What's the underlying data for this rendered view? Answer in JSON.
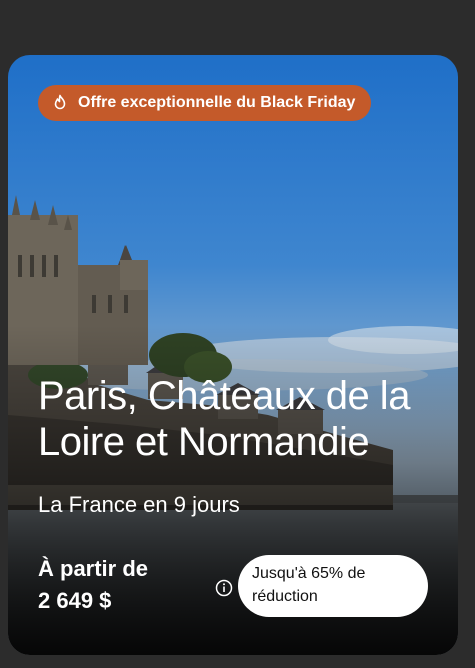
{
  "card": {
    "badge_label": "Offre exceptionnelle du Black Friday",
    "badge_icon": "flame-icon",
    "badge_color": "#c45a2a",
    "title": "Paris, Châteaux de la Loire et Normandie",
    "subtitle": "La France en 9 jours",
    "price_prefix": "À partir de",
    "price": "2 649 $",
    "info_icon": "info-icon",
    "discount": "Jusqu'à 65% de réduction"
  }
}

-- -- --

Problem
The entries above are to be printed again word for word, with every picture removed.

Written solution
What's the underlying data for this rendered view? Answer in JSON.
{
  "card": {
    "badge_label": "Offre exceptionnelle du Black Friday",
    "badge_icon": "flame-icon",
    "badge_color": "#c45a2a",
    "title": "Paris, Châteaux de la Loire et Normandie",
    "subtitle": "La France en 9 jours",
    "price_prefix": "À partir de",
    "price": "2 649 $",
    "info_icon": "info-icon",
    "discount": "Jusqu'à 65% de réduction"
  }
}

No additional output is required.